(TNS) -- The new-look Pennsylvania driver license, with added security features and a larger photo, will be rolled out statewide by the end of October.
But don't grow too fond of it. You may have to get another license entirely in a couple of years.
That's because the redesign, aimed at thwarting fraud by making licenses harder to counterfeit, doesn't satisfy the demands of the Real ID Act, the 9/11-inspired federal law regulating identification requirements at airports and other federal facilities.
Pennsylvania and many other states are working to implement Real ID after refusing for years to take part in the program because of cost and privacy worries. Gov. Tom Wolf signed Real ID compliance into law last month.
By that time, the license redesign — a routine security update — had already been in the works for two years, PennDOT spokeswoman Alexis Campbell said.
Real ID compliant licenses are expected to be available in Pennsylvania by 2019. At that time, residents who want one will have to take another trip to a PennDOT facility to get a license that will look essentially the same but have a gold star stamped on it.
Real ID isn't mandatory, but residents who don't want to participate will have to show alternative IDs, such as passports, at airports and other federal facilities.

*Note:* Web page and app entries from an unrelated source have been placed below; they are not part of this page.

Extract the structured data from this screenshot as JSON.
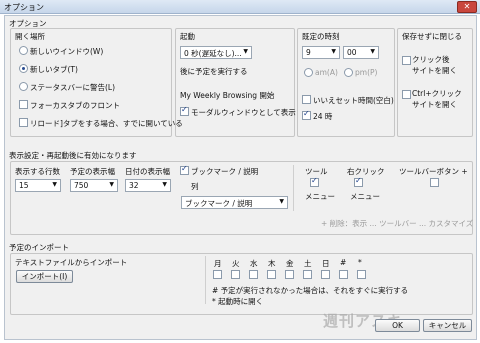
{
  "window": {
    "title": "オプション",
    "close": "✕"
  },
  "options": {
    "heading": "オプション",
    "open_location": {
      "title": "開く場所",
      "items": [
        "新しいウインドウ(W)",
        "新しいタブ(T)",
        "ステータスバーに警告(L)"
      ],
      "selected": 1
    },
    "focus_tab": "フォーカスタブのフロント",
    "reload_tab": "リロード]タブをする場合、すでに開いている",
    "activation": {
      "title": "起動",
      "select": "0 秒(遅延なし)...",
      "note": "後に予定を実行する"
    },
    "weekly": "My Weekly Browsing 開始",
    "modal": "モーダルウィンドウとして表示",
    "time": {
      "title": "既定の時刻",
      "hour": "9",
      "minute": "00",
      "am": "am(A)",
      "pm": "pm(P)",
      "reset": "いいえセット時間(空白)",
      "h24": "24 時"
    },
    "close_save": {
      "title": "保存せずに閉じる",
      "click": "クリック後\nサイトを開く",
      "ctrl": "Ctrl+クリック\nサイトを開く"
    }
  },
  "display": {
    "heading": "表示設定・再起動後に有効になります",
    "rows": {
      "label": "表示する行数",
      "value": "15"
    },
    "width": {
      "label": "予定の表示幅",
      "value": "750"
    },
    "date_width": {
      "label": "日付の表示幅",
      "value": "32"
    },
    "bookmark": {
      "label": "ブックマーク / 説明",
      "sub": "列",
      "select": "ブックマーク / 説明"
    },
    "columns": [
      {
        "h": "ツール",
        "m": "メニュー"
      },
      {
        "h": "右クリック",
        "m": "メニュー"
      },
      {
        "h": "ツールバーボタン +",
        "m": ""
      }
    ],
    "footer": "+ 削除：表示 ... ツールバー ... カスタマイズ"
  },
  "import": {
    "heading": "予定のインポート",
    "text_label": "テキストファイルからインポート",
    "button": "インポート(I)",
    "days": [
      "月",
      "火",
      "水",
      "木",
      "金",
      "土",
      "日",
      "#",
      "*"
    ],
    "note1": "# 予定が実行されなかった場合は、それをすぐに実行する",
    "note2": "* 起動時に開く"
  },
  "watermark": "週刊アスキー",
  "buttons": {
    "ok": "OK",
    "cancel": "キャンセル"
  }
}
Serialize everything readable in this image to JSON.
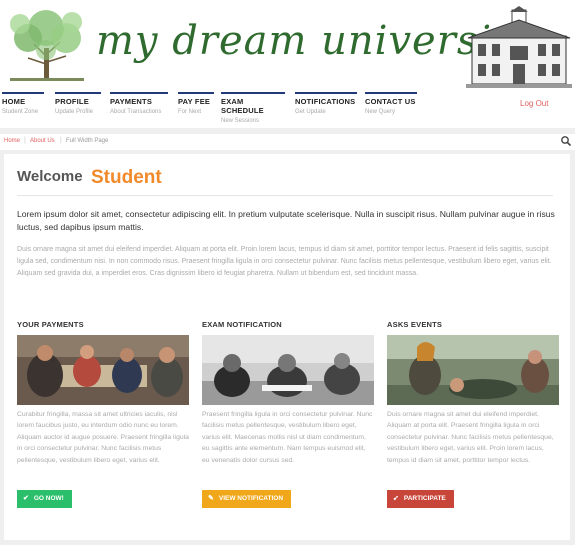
{
  "brand": {
    "title": "my dream university"
  },
  "nav": {
    "items": [
      {
        "label": "HOME",
        "sub": "Student Zone"
      },
      {
        "label": "PROFILE",
        "sub": "Update Profile"
      },
      {
        "label": "PAYMENTS",
        "sub": "About Transactions"
      },
      {
        "label": "PAY FEE",
        "sub": "For Next"
      },
      {
        "label": "EXAM SCHEDULE",
        "sub": "New Sessions"
      },
      {
        "label": "NOTIFICATIONS",
        "sub": "Get Update"
      },
      {
        "label": "CONTACT US",
        "sub": "New Query"
      }
    ],
    "logout": "Log Out"
  },
  "breadcrumb": {
    "home": "Home",
    "about": "About Us",
    "page": "Full Width Page",
    "sep": "|"
  },
  "welcome": {
    "label": "Welcome",
    "name": "Student"
  },
  "intro": {
    "lead": "Lorem ipsum dolor sit amet, consectetur adipiscing elit. In pretium vulputate scelerisque. Nulla in suscipit risus. Nullam pulvinar augue in risus luctus, sed dapibus ipsum mattis.",
    "body": "Duis ornare magna sit amet dui eleifend imperdiet. Aliquam at porta elit. Proin lorem lacus, tempus id diam sit amet, porttitor tempor lectus. Praesent id felis sagittis, suscipit ligula sed, condimentum nisi. In non commodo risus. Praesent fringilla ligula in orci consectetur pulvinar. Nunc facilisis metus pellentesque, vestibulum libero eget, varius elit. Aliquam sed gravida dui, a imperdiet eros. Cras dignissim libero id feugiat pharetra. Nullam ut bibendum est, sed tincidunt massa."
  },
  "columns": [
    {
      "title": "YOUR PAYMENTS",
      "text": "Curabitur fringilla, massa sit amet ultricies iaculis, nisl lorem faucibus justo, eu interdum odio nunc eu lorem. Aliquam auctor id augue posuere. Praesent fringilla ligula in orci consectetur pulvinar. Nunc facilisis metus pellentesque, vestibulum libero eget, varius elit.",
      "button": "GO NOW!"
    },
    {
      "title": "EXAM NOTIFICATION",
      "text": "Praesent fringilla ligula in orci consectetur pulvinar. Nunc facilisis metus pellentesque, vestibulum libero eget, varius elit. Maecenas mollis nisl ut diam condimentum, eu sagittis ante elementum. Nam tempus euismod elit, eu venenatis dolor cursus sed.",
      "button": "VIEW NOTIFICATION"
    },
    {
      "title": "ASKS EVENTS",
      "text": "Duis ornare magna sit amet dui eleifend imperdiet. Aliquam at porta elit. Praesent fringilla ligula in orci consectetur pulvinar. Nunc facilisis metus pellentesque, vestibulum libero eget, varius elit. Proin lorem lacus, tempus id diam sit amet, porttitor tempor lectus.",
      "button": "PARTICIPATE"
    }
  ],
  "colors": {
    "nav_rule": "#233a7a",
    "accent_orange": "#f08a2a",
    "logo_green": "#2f6b2f",
    "btn_green": "#2bbf6b",
    "btn_amber": "#f0a71a",
    "btn_red": "#c8453a",
    "link_red": "#e06060"
  },
  "icons": {
    "search": "search-icon",
    "go": "check-icon",
    "view": "pencil-icon",
    "participate": "rocket-icon"
  }
}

In the meantime, the redesign "is an important component of PennDOT's ongoing work to enhance and protect the integrity of the driver license and identification card issuance process," PennDOT Secretary Leslie S. Richards said in a statement.
The redesigned licenses will be phased in over the next four-year renewal cycle, so current and new card designs will be in circulation during the transition period.
In addition to the larger primary photo, the license will have a bar code with data from the front of the card unique to the cardholder and a laser-perforated keystone outline. It will also have an optically-variable pattern with the state motto, "Virtue, Liberty, Independence," keystone outline and "1787," the year Pennsylvania ratified the U.S. Constitution.
The magnetic strip has been eliminated on the back of the newly designed driver's license and identification cards.
Pennsylvania is under a Real ID enforcement extension until Oct. 10, which means residents will not face access issues when entering federal facilities through that date. Campbell said PennDOT will continue to request extensions from the U.S. Department of Homeland Security until Real ID products are available.
If the extensions aren't granted — an unlikely prospect, given that the state is moving toward compliance — residents will need to show alternative IDs beginning in January.
The Real ID law was passed by Congress in 2005 and met with opposition from civil liberties groups, who regarded a uniform federal license as a potential privacy threat, and local governments objecting to an unfunded federal mandate.
©2017 The Morning Call (Allentown, Pa.) Distributed by Tribune Content Agency, LLC.